The Watersons: A Yorkshire Garland (12T167, 1966)

A Yorkshire Garland
The Watersons

Topic Records 12T167 (LP, UK, 1966)

The Watersons: A Yorkshire Garland (12T167, 197x)

Recorded by Bill Leader
Woodcut on sleeve by Thomas Bewick

Ten of the fourteen tracks on this record were re-released in 1994 on the Topic CD Early Days. The Pretty Drummer Boy was re-released in 1999 on Lal & Norma Waterson's CD A True Hearted Girl. Sorry the Day I Was Married and The Yorkshire Tup were re-released in 1999 on the CD Mike Waterson. The remaining track, The Morning Looks Charming, was finally reissued in 2004 on the Watersons' 4CD anthology Mighty River of Song.

Musicians

In 1966 the Watersons were siblings Mike, Norma, and Elaine (Lal) Waterson, and their second cousin John Harrison.

Tracks

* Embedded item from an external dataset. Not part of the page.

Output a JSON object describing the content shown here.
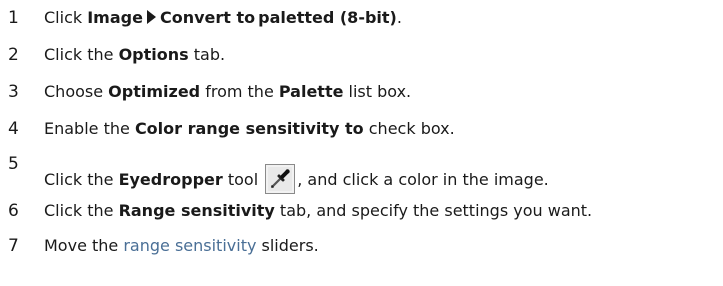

Side 1Side 2
  1. The Poacher's Fate (Roud 793; Laws L14) (1.38)
  2. The Morning Looks Charming (Roud 580) (2.07)
  3. The Pretty Drummer Boy (Roud 226; G/D 1:182; Henry H497) (2.26)
  4. The Tour of the Dales (4.30)
  5. Willy Went to Westerdale (Roud 2792) (1.55)
  6. I'anson's Racehorse (Roud 176) (3.14)
  7. The Ploughboy (The Khaki and the Blue) (Roud 163) (3.03)
  1. The White Cockade (Roud 191) (3.36)
  2. Sorry the Day I Was Married (Roud 1561) (1.25)
  3. Ye Noble Spectators (Roud 610) (3.36)
  4. Stow Brow (Roud 185; Laws K18; G/D 1:20) - Lal (3.21)
  5. The Wanton Wife of Castlegate (Roud V14112) (1.41)
  6. The Yorkshire Tup (Roud 126; G/D 3:645) (1.44)
  7. The Whitby Lad (Roud 261; Laws L16; G/D 2:260; Henry H691) (3.14)

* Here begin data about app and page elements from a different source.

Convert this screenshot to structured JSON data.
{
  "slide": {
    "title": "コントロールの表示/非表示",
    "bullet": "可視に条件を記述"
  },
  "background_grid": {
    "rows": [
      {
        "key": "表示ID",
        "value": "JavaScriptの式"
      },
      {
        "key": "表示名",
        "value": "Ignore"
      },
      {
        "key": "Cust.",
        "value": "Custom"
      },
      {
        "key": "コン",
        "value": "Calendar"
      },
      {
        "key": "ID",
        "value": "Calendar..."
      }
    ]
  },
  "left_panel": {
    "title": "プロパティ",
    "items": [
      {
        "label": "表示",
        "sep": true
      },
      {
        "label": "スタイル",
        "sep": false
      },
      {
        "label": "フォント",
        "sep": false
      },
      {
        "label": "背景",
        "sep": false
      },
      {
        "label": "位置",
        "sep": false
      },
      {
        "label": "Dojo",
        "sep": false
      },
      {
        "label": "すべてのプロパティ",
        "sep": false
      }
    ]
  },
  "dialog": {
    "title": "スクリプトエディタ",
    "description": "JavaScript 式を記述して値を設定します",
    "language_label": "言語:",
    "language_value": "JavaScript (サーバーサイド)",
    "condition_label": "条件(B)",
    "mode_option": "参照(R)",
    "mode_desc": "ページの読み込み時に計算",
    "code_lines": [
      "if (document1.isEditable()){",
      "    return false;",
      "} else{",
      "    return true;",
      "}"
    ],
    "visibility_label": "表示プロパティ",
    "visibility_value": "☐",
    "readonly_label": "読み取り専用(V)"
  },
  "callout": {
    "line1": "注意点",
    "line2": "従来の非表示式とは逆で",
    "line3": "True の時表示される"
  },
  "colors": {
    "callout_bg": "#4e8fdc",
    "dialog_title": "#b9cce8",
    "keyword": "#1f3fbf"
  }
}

All tracks trad. arr. Watersons pub Mole Music Ltd.

Sleeve Notes

The Watersons come from Yorkshire and they're proud of it. So they thought they would make this, their third LP, a record of Yorkshire songs. But it's more than simply an anthology of local pieces. The songs are too good for that. All these versions come from Yorkshire, sure enough, but most of them are songs that were spread all over the countryside because singers and listeners found them fascinating. In some countries, the folk music is in clearly marked regional styles, so that passing from one district to another is almost like crossing the frontier into a foreign land, so different are the musics. That's usually a sign of isolation, of poor communication between one area and another. Not so with England. For centuries our roads have been too good, our population too mobile for the best folk songs to stay at home. Outside of the north-east (where a certain peculiar kind of melody has been stabilised by the use of the Northumbrian small-pipes) we have no clearly differentiated regional music-dialects. A Lancashire version of a tune may sound much like an Essex one, the run of a Lincoln song-text may be very similar to one in Devon. Usually, if a song remains tied to a locality it's because outsiders haven't found it interesting enough. Not always though; one or two of the pieces on this record are strictly local and have it in them to charm the wide audiences. Still, we repeat, most of them are songs of nationwide currency. But they are Yorkshire versions; and the Watersons are Yorkshire men and women (two of each), so they sing them with a special affection.

[A. L. Lloyd]